Saturday, 2021 June 05
I have a fairly extensive personal infrastructure within my house - Home Assistant on a Raspberry Pi, a Synology NAS with a massive disk array, etc. It would sometimes be useful to be able to access these things from outside my house. While there are various third-party options available, I'd rather take care of this myself.
One rainy Saturday morning I decided to tackle this. The first step is to give my house a stable name. After a bit of fumbling around I discovered that my pfSense firewall could interact with Digital Ocean's API to keep an A record up to date if/when my WAN IP address changed. This is exactly what I wanted.
The details of how to do this were hard to find. It turned out to be quite simple in the end, but there is a lot of outdated information online. This is what is necessary as of 2021 June.
- First, you'll need a Digital Ocean "personal access token" with write permissions. I created a new one because I prefer to have a specific purpose for each token to make them easier to replace in case of leakage/loss.
- I also created a new A record in my domain (home.brutallogic.net). I'm not sure if this is strictly necessary as I was still looking at outdated documentation at the time.
- In pfSense I went to "Services -> Dynamic DNS", then clicked on "Add". Fill in the form
- The service type is "DigitalOcean" (not v6; I assume that's for IPv6 but I'm not sure).
- Hostname is home and domain is brutallogic.netfor me. (A LOT of documentation online states that you need to use the Digital Ocean record ID for the hostname, but that is outdated - you can just use the actual hostname now.)
- The password is your personal access token.
- I used 3600 for the TTL.
- That's it; I clicked 'save' and, after a few seconds, I was redirected back to the dashboard with a happy green IP address.

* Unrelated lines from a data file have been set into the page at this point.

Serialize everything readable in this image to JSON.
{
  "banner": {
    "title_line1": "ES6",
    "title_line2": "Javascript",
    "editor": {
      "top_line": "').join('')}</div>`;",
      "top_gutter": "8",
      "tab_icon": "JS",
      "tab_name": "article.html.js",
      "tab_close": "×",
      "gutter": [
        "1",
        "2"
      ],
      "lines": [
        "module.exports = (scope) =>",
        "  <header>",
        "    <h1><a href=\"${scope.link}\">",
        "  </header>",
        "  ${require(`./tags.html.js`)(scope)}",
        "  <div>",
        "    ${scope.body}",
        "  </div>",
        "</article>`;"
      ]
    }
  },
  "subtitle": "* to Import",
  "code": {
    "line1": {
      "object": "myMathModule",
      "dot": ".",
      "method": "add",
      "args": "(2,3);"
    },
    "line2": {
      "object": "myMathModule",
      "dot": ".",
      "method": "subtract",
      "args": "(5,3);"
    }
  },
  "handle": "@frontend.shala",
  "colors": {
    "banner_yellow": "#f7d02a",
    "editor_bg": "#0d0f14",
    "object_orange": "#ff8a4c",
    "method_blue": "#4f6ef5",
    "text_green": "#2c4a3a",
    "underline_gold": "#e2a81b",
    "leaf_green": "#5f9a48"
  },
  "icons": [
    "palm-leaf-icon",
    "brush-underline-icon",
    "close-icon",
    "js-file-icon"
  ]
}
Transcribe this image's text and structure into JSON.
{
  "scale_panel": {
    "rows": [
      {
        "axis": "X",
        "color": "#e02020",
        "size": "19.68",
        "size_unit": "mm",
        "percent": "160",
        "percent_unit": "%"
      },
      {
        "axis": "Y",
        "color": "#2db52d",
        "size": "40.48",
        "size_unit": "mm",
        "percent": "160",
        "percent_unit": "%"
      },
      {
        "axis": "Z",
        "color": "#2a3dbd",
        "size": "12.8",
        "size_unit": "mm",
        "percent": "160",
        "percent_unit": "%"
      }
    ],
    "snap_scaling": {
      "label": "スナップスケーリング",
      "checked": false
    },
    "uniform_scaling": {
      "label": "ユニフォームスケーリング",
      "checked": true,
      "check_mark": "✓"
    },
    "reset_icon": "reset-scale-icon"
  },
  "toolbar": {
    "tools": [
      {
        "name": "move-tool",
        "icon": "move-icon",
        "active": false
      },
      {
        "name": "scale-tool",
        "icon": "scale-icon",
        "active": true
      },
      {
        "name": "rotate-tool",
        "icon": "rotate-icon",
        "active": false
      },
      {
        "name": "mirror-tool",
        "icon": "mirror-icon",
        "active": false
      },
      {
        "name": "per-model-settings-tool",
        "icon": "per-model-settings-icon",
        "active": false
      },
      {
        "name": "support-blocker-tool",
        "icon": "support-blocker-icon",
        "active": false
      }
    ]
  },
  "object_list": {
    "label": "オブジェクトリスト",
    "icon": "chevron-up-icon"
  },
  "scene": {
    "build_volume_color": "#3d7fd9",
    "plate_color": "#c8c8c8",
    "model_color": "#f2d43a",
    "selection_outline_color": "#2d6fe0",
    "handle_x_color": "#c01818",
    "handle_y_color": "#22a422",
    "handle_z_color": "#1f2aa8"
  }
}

I then had to wait a while for the DNS record to propagate. Once that happened I could set up a VPN.Wednesday, 2021 April 07 Sunday, 2021 June 06